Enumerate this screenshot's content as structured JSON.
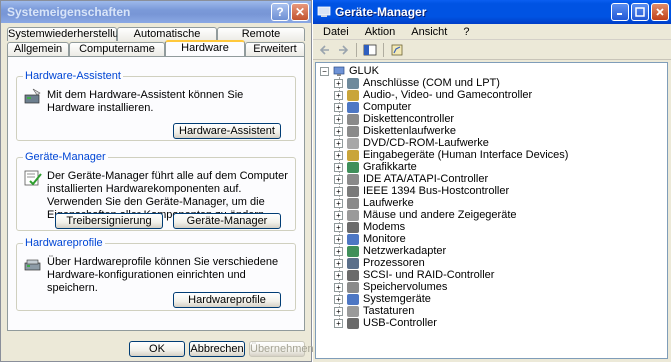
{
  "sysprops": {
    "title": "Systemeigenschaften",
    "tabs_top": [
      "Systemwiederherstellung",
      "Automatische Updates",
      "Remote"
    ],
    "tabs_bottom": [
      "Allgemein",
      "Computername",
      "Hardware",
      "Erweitert"
    ],
    "active_tab": "Hardware",
    "groups": {
      "assistant": {
        "title": "Hardware-Assistent",
        "text": "Mit dem Hardware-Assistent können Sie Hardware installieren.",
        "button": "Hardware-Assistent"
      },
      "devmgr": {
        "title": "Geräte-Manager",
        "text": "Der Geräte-Manager führt alle auf dem Computer installierten Hardwarekomponenten auf. Verwenden Sie den Geräte-Manager, um die Eigenschaften aller Komponenten zu ändern.",
        "button1": "Treibersignierung",
        "button2": "Geräte-Manager"
      },
      "profiles": {
        "title": "Hardwareprofile",
        "text": "Über Hardwareprofile können Sie verschiedene Hardware-konfigurationen einrichten und speichern.",
        "button": "Hardwareprofile"
      }
    },
    "footer": {
      "ok": "OK",
      "cancel": "Abbrechen",
      "apply": "Übernehmen"
    },
    "title_help": "?",
    "title_close": "✕"
  },
  "devmgr": {
    "title": "Geräte-Manager",
    "menu": [
      "Datei",
      "Aktion",
      "Ansicht",
      "?"
    ],
    "root": "GLUK",
    "items": [
      {
        "label": "Anschlüsse (COM und LPT)",
        "icon": "port-icon",
        "color": "#6e8a9c"
      },
      {
        "label": "Audio-, Video- und Gamecontroller",
        "icon": "speaker-icon",
        "color": "#c9a53a"
      },
      {
        "label": "Computer",
        "icon": "computer-icon",
        "color": "#4d77c4"
      },
      {
        "label": "Diskettencontroller",
        "icon": "disk-controller-icon",
        "color": "#8a8a8a"
      },
      {
        "label": "Diskettenlaufwerke",
        "icon": "floppy-icon",
        "color": "#8a8a8a"
      },
      {
        "label": "DVD/CD-ROM-Laufwerke",
        "icon": "cdrom-icon",
        "color": "#a8a8a8"
      },
      {
        "label": "Eingabegeräte (Human Interface Devices)",
        "icon": "hid-icon",
        "color": "#c9a53a"
      },
      {
        "label": "Grafikkarte",
        "icon": "display-adapter-icon",
        "color": "#3f8f5a"
      },
      {
        "label": "IDE ATA/ATAPI-Controller",
        "icon": "ide-icon",
        "color": "#8a8a8a"
      },
      {
        "label": "IEEE 1394 Bus-Hostcontroller",
        "icon": "firewire-icon",
        "color": "#7a7a7a"
      },
      {
        "label": "Laufwerke",
        "icon": "drive-icon",
        "color": "#8a8a8a"
      },
      {
        "label": "Mäuse und andere Zeigegeräte",
        "icon": "mouse-icon",
        "color": "#9a9a9a"
      },
      {
        "label": "Modems",
        "icon": "modem-icon",
        "color": "#6a6a6a"
      },
      {
        "label": "Monitore",
        "icon": "monitor-icon",
        "color": "#4d77c4"
      },
      {
        "label": "Netzwerkadapter",
        "icon": "network-icon",
        "color": "#3f8f5a"
      },
      {
        "label": "Prozessoren",
        "icon": "cpu-icon",
        "color": "#5a6f8a"
      },
      {
        "label": "SCSI- und RAID-Controller",
        "icon": "scsi-icon",
        "color": "#6a6a6a"
      },
      {
        "label": "Speichervolumes",
        "icon": "volume-icon",
        "color": "#8a8a8a"
      },
      {
        "label": "Systemgeräte",
        "icon": "system-devices-icon",
        "color": "#4d77c4"
      },
      {
        "label": "Tastaturen",
        "icon": "keyboard-icon",
        "color": "#9a9a9a"
      },
      {
        "label": "USB-Controller",
        "icon": "usb-icon",
        "color": "#6a6a6a"
      }
    ]
  }
}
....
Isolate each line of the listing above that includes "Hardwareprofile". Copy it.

### Answer section
        "title": "Hardwareprofile",
        "text": "Über Hardwareprofile können Sie verschiedene Hardware-konfigurationen einrichten und speichern.",
        "button": "Hardwareprofile"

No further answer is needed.